Not much of a story. My daughter wanted a rustic wedding and a watering trough as a drink cooler. I can't just throw a metal tub on the ground and call it a day, so…I had a bunch of cut-off 2X4s laying around and got to work. The only “new” purchase was the trough and the hinges. I attached the tub to the base using metal roofing screws to keep it water tight and finished with a couple of coats of cedar deck stain/water proofing.By the time the reception was over, I had this one sold and had orders for a few more. Yes, the spigot is a working drain. It holds 8 full cases of soda and fifteen 10 pound bags of ice.
This is loose end that I had laying near the lathe for a while and I decided to finish it for the show tomorrow. I got this big alder log from a firewood pile in Washington State. It was twice as long but it was very cracked so I cut off half of the height and burned it and still had some cracks to contend with in this piece. I filled them with powdered gold stone and CA glue. I'll never use that in a turning again unless I can just sand it. It dulled 4 bowl gouges to just clean up the fills. Actually the fleck in the gold stone does not show up very well in this small of an area.This bowl is 10” x 3” high and finished with Danish oil and buffed and waxed.Cheers, Jim

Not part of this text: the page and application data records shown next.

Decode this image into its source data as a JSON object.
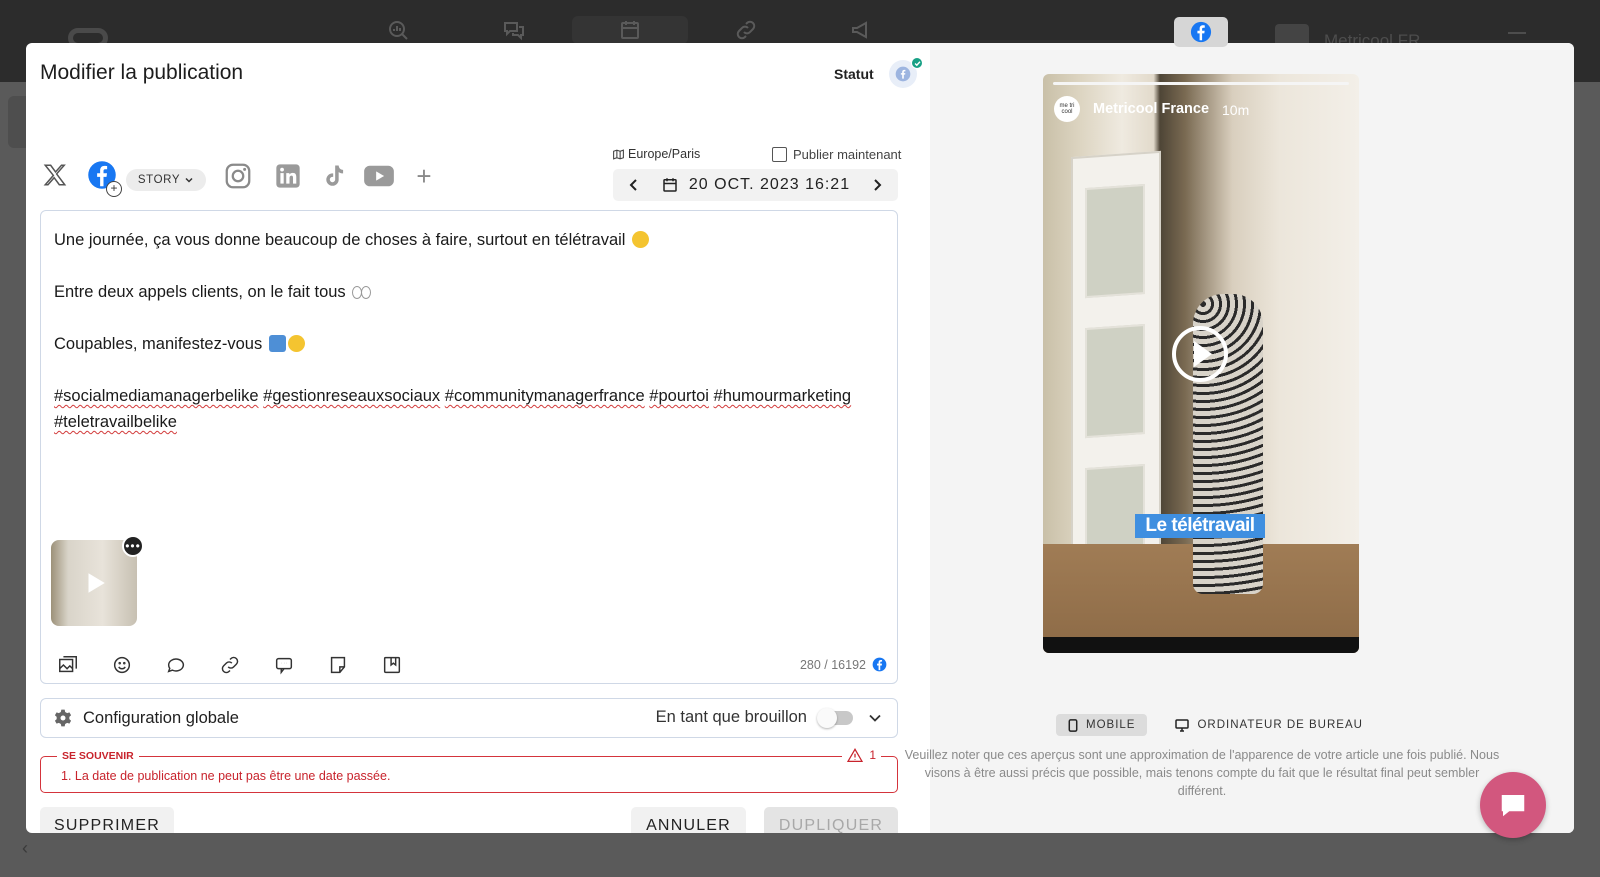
{
  "background": {
    "account_name": "Metricool FR"
  },
  "modal": {
    "title": "Modifier la publication",
    "status_label": "Statut"
  },
  "networks": {
    "items": [
      {
        "name": "x-twitter",
        "active": false
      },
      {
        "name": "facebook",
        "active": true
      },
      {
        "name": "instagram",
        "active": false
      },
      {
        "name": "linkedin",
        "active": false
      },
      {
        "name": "tiktok",
        "active": false
      },
      {
        "name": "youtube",
        "active": false
      }
    ],
    "story_label": "STORY",
    "add_label": "+"
  },
  "schedule": {
    "timezone": "Europe/Paris",
    "publish_now_label": "Publier maintenant",
    "date": "20 OCT. 2023 16:21"
  },
  "editor": {
    "line1": "Une journée, ça vous donne beaucoup de choses à faire, surtout en télétravail",
    "line2": "Entre deux appels clients, on le fait tous",
    "line3": "Coupables, manifestez-vous",
    "hashtags": [
      "#socialmediamanagerbelike",
      "#gestionreseauxsociaux",
      "#communitymanagerfrance",
      "#pourtoi",
      "#humourmarketing",
      "#teletravailbelike"
    ],
    "char_count": "280 / 16192",
    "toolbar": [
      "media-icon",
      "emoji-icon",
      "comment-icon",
      "link-icon",
      "chatbot-icon",
      "note-icon",
      "template-icon"
    ]
  },
  "config": {
    "title": "Configuration globale",
    "draft_label": "En tant que brouillon"
  },
  "reminder": {
    "title": "SE SOUVENIR",
    "count": "1",
    "message": "1. La date de publication ne peut pas être une date passée."
  },
  "buttons": {
    "delete": "SUPPRIMER",
    "cancel": "ANNULER",
    "duplicate": "DUPLIQUER"
  },
  "preview": {
    "account": "Metricool France",
    "time": "10m",
    "avatar_text": "me tri cool",
    "caption": "Le télétravail",
    "view_mobile": "MOBILE",
    "view_desktop": "ORDINATEUR DE BUREAU",
    "note": "Veuillez noter que ces aperçus sont une approximation de l'apparence de votre article une fois publié. Nous visons à être aussi précis que possible, mais tenons compte du fait que le résultat final peut sembler différent."
  },
  "colors": {
    "facebook": "#1877f2",
    "error": "#c8232c",
    "chat": "#d2577e"
  }
}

“Big Santa Painted!” I completed painting this guy last night and i think he turned out pretty good. Not as good as the original by Harold Enlow, but I knew that wasn't very likely. But I still enjoy carving his rough outs and I learn quite a bit from each one and hopefully something will rub off one of these days. He is about 16 inches tall and six inches wide, so there is a lot of room for details. I did open his eyes up a bit, although they are still a little squinty. I was trying a technique that Vic Hood mentioned for making a happy eye. At least I'm happy! Thanks for looking!